Asian-American Ryan (Jake Choi) is a stylist, struggling to make it up the ranks. He gets an unexpected assignment dressing a top Chinese film star who’s coming to the US for a photoshoot and to raise his US profile. The star, Ning (james Chen), only wants a ‘Chinese’ stylist, which is why Ryan gets the job, even though he’s lived in the US all his life and has somewhat been running from his Asian heritage.
The connection between the two is initially fractious. Ning is spoiled, difficult and entitled, while Ryan is more interested in what the assignment might mean for his career than his client. Things get even worse when Ning realises that Ryan is gay, which causes the star to fire the stylist.
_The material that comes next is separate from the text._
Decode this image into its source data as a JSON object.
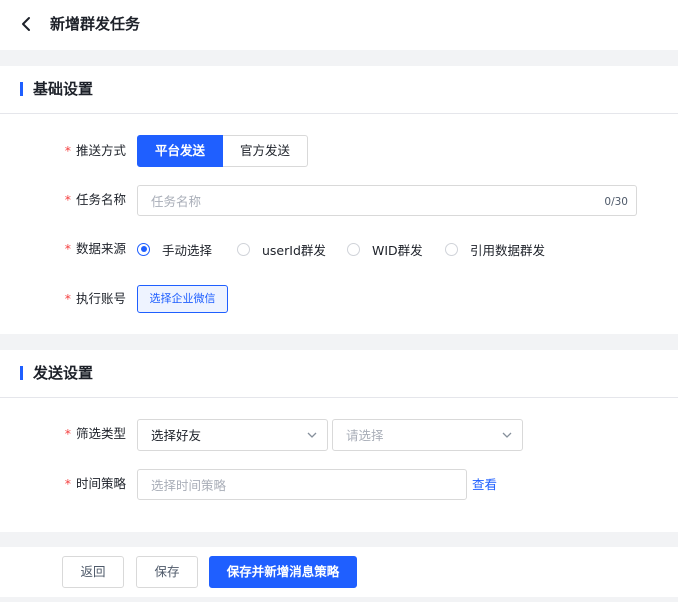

Ning is unprepared to deal with someone who doesn’t hide their sexuality or express any shame about it, but it soon becomes clear that his reaction isn’t pure homophobia, as he might have a few secrets of his own.
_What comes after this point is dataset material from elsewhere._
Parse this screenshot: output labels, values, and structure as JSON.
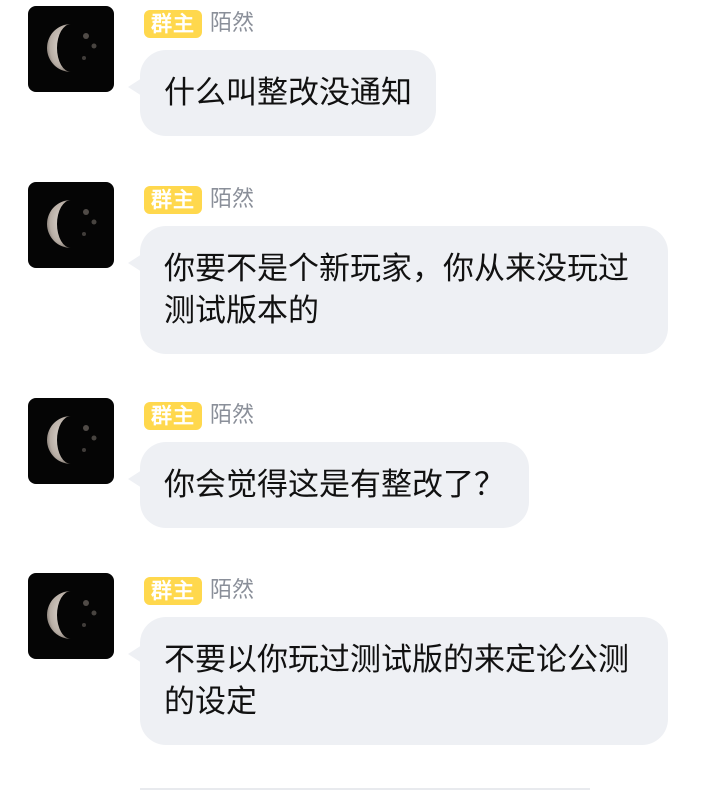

As Ning and Ryan get closer, the latter begins to realise that perhaps his Asian heritage isn’t something to hide from, while Ning must grapple with the fact that living a gay life would almost certainly end his Chinese movie star dreams.
Front Cover is a relatively simple love story. Plot-wise it doesn’t go to too many places we haven’t seen before. However, it does it with sweetness and charm, and a real interest in the ideas it explores. That includes the fact Asian people are rarely presented as sex symbols in the West, of second-generation immigrant children rejecting the culture their parents came from, and also the power of the cultural conditioning we all experience. However, it’s also keen to suggest the possibility of change, whether its Ryan’s Chinese parents coming to accept they have a gay son despite the ideas of the culture they originated from, or Ryan reassessing the importance of his career. It’s not completely naïve though, showing that sometimes a major change is just too much for someone to make.
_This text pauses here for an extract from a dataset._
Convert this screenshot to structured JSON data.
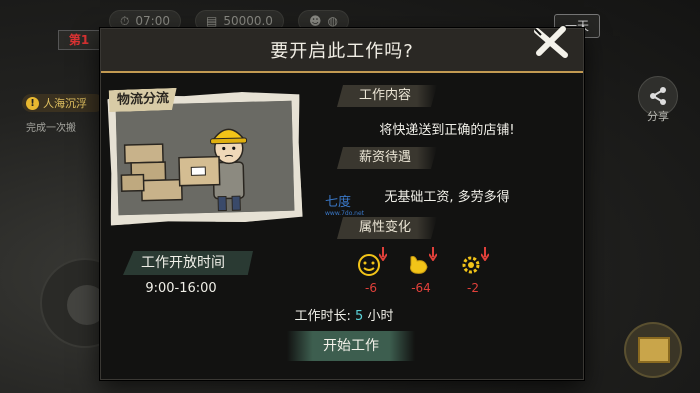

Jake Choi and James Chen have pretty good chemistry as the central duo and help to pull the movie through. That’s very handy, as Front Cover has a few structural issues, particularly moving too fast at some points and too slowly at others. It also has a few too many characters that are essentially ciphers, who are used in a slightly lazy way which underlines how dispensable they are (it doesn’t help either that most of these characters are women, who generally get pretty short shrift in the film).
It’s an imperfect movie, but also a rather charming one. Thankfully, it becomes more absorbing as it continues, especially as it’s better at sweetness and romance than it is with the initial conflict between the main duo. Front Cover may not be a film that’s going to set the world on fire, but it possesses a genuine sweetness and interest in its main characters and the issues its exploring. It’s a film that wants to give us hope, as well as acknowledging that hope sometimes isn’t quite enough on its own.
Overall Verdict: Front Cover is a sweet gay romance, with a real interest the clashes between cultures. It may have a few issues, but it’s also pretty charming.
Reviewer: Tim Isaac